• [PROBLEM DESCRIPTION]: Please restate every record below word for word and skip the pictures.

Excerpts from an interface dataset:

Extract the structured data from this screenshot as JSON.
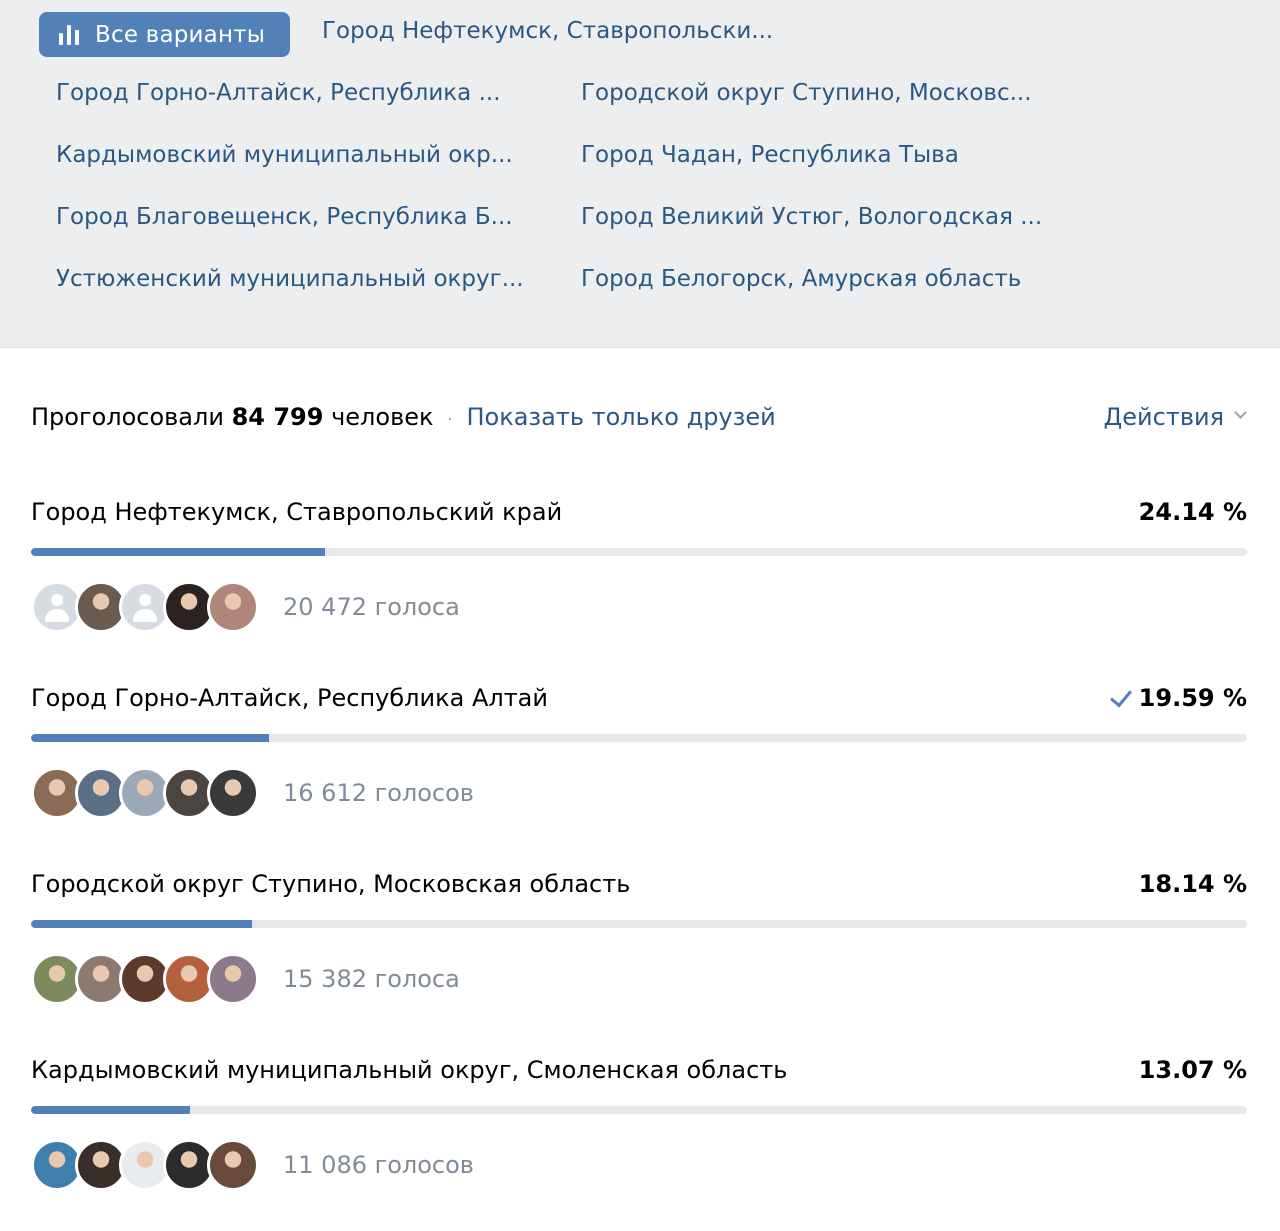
{
  "variants": {
    "all_label": "Все варианты",
    "links": [
      "Город Нефтекумск, Ставропольски...",
      "Город Горно-Алтайск, Республика ...",
      "Городской округ Ступино, Московс...",
      "Кардымовский муниципальный окр...",
      "Город Чадан, Республика Тыва",
      "Город Благовещенск, Республика Б...",
      "Город Великий Устюг, Вологодская ...",
      "Устюженский муниципальный округ...",
      "Город Белогорск, Амурская область"
    ]
  },
  "summary": {
    "prefix": "Проголосовали",
    "count": "84 799",
    "suffix": "человек",
    "separator": "·",
    "friends_link": "Показать только друзей",
    "actions_label": "Действия"
  },
  "options": [
    {
      "title": "Город Нефтекумск, Ставропольский край",
      "percent_label": "24.14 %",
      "percent": 24.14,
      "voted": false,
      "votes": "20 472 голоса",
      "avatars": [
        "placeholder",
        "#6b5a4e",
        "placeholder",
        "#2b2320",
        "#b0857a"
      ]
    },
    {
      "title": "Город Горно-Алтайск, Республика Алтай",
      "percent_label": "19.59 %",
      "percent": 19.59,
      "voted": true,
      "votes": "16 612 голосов",
      "avatars": [
        "#8a6b55",
        "#5a6f86",
        "#9aa8b8",
        "#4a4540",
        "#3a3a3a"
      ]
    },
    {
      "title": "Городской округ Ступино, Московская область",
      "percent_label": "18.14 %",
      "percent": 18.14,
      "voted": false,
      "votes": "15 382 голоса",
      "avatars": [
        "#7d8a5c",
        "#8c7a70",
        "#5c3a2c",
        "#b5603d",
        "#8a7a8c"
      ]
    },
    {
      "title": "Кардымовский муниципальный округ, Смоленская область",
      "percent_label": "13.07 %",
      "percent": 13.07,
      "voted": false,
      "votes": "11 086 голосов",
      "avatars": [
        "#3f7fae",
        "#3a2e2a",
        "#e9ecef",
        "#2c2a2b",
        "#6a4a3c"
      ]
    }
  ]
}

• [EXERCISE OUTPUT]:
Extract the structured data from this screenshot as JSON.
{
  "variants": {
    "all_label": "Все варианты",
    "links": [
      "Город Нефтекумск, Ставропольски...",
      "Город Горно-Алтайск, Республика ...",
      "Городской округ Ступино, Московс...",
      "Кардымовский муниципальный окр...",
      "Город Чадан, Республика Тыва",
      "Город Благовещенск, Республика Б...",
      "Город Великий Устюг, Вологодская ...",
      "Устюженский муниципальный округ...",
      "Город Белогорск, Амурская область"
    ]
  },
  "summary": {
    "prefix": "Проголосовали",
    "count": "84 799",
    "suffix": "человек",
    "separator": "·",
    "friends_link": "Показать только друзей",
    "actions_label": "Действия"
  },
  "options": [
    {
      "title": "Город Нефтекумск, Ставропольский край",
      "percent_label": "24.14 %",
      "percent": 24.14,
      "voted": false,
      "votes": "20 472 голоса",
      "avatars": [
        "placeholder",
        "#6b5a4e",
        "placeholder",
        "#2b2320",
        "#b0857a"
      ]
    },
    {
      "title": "Город Горно-Алтайск, Республика Алтай",
      "percent_label": "19.59 %",
      "percent": 19.59,
      "voted": true,
      "votes": "16 612 голосов",
      "avatars": [
        "#8a6b55",
        "#5a6f86",
        "#9aa8b8",
        "#4a4540",
        "#3a3a3a"
      ]
    },
    {
      "title": "Городской округ Ступино, Московская область",
      "percent_label": "18.14 %",
      "percent": 18.14,
      "voted": false,
      "votes": "15 382 голоса",
      "avatars": [
        "#7d8a5c",
        "#8c7a70",
        "#5c3a2c",
        "#b5603d",
        "#8a7a8c"
      ]
    },
    {
      "title": "Кардымовский муниципальный округ, Смоленская область",
      "percent_label": "13.07 %",
      "percent": 13.07,
      "voted": false,
      "votes": "11 086 голосов",
      "avatars": [
        "#3f7fae",
        "#3a2e2a",
        "#e9ecef",
        "#2c2a2b",
        "#6a4a3c"
      ]
    }
  ]
}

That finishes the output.